Work instructions — A faithful copy of all the records is needed, with the pictures omitted.

Recorded data

══════════

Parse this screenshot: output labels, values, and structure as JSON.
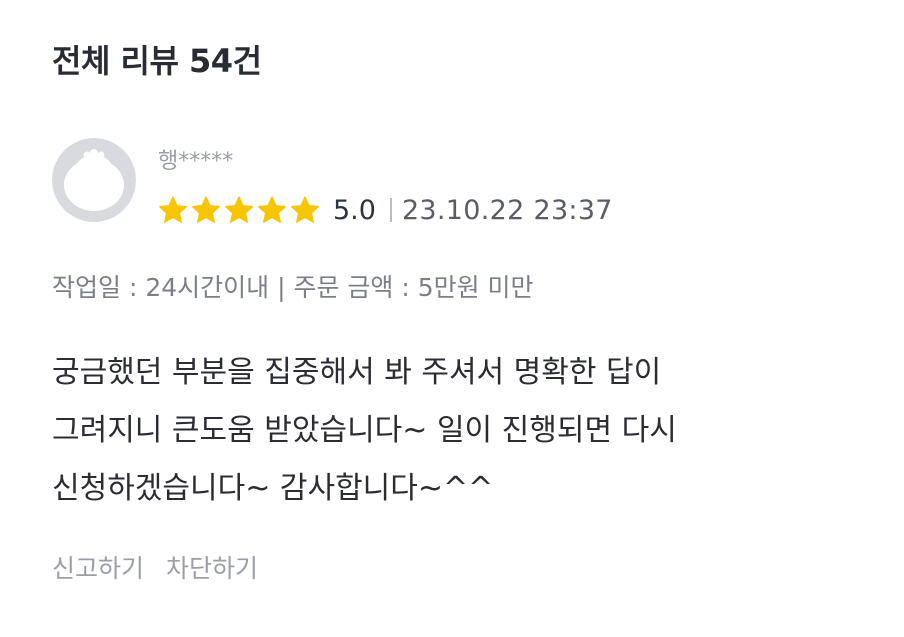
{
  "header": {
    "title": "전체 리뷰 54건"
  },
  "review": {
    "avatar_icon": "default-user-avatar-icon",
    "reviewer_name": "행*****",
    "star_icon": "star-icon",
    "star_color": "#F7C600",
    "rating_stars": 5,
    "rating_value": "5.0",
    "date": "23.10.22 23:37",
    "meta": "작업일 : 24시간이내 | 주문 금액 : 5만원 미만",
    "body_lines": [
      "궁금했던 부분을 집중해서 봐 주셔서 명확한 답이",
      "그려지니 큰도움 받았습니다~ 일이 진행되면 다시",
      "신청하겠습니다~ 감사합니다~^^"
    ]
  },
  "actions": {
    "report_label": "신고하기",
    "block_label": "차단하기"
  }
}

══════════

Written response —
Parse this screenshot: output labels, values, and structure as JSON.
{
  "header": {
    "title": "전체 리뷰 54건"
  },
  "review": {
    "avatar_icon": "default-user-avatar-icon",
    "reviewer_name": "행*****",
    "star_icon": "star-icon",
    "star_color": "#F7C600",
    "rating_stars": 5,
    "rating_value": "5.0",
    "date": "23.10.22 23:37",
    "meta": "작업일 : 24시간이내 | 주문 금액 : 5만원 미만",
    "body_lines": [
      "궁금했던 부분을 집중해서 봐 주셔서 명확한 답이",
      "그려지니 큰도움 받았습니다~ 일이 진행되면 다시",
      "신청하겠습니다~ 감사합니다~^^"
    ]
  },
  "actions": {
    "report_label": "신고하기",
    "block_label": "차단하기"
  }
}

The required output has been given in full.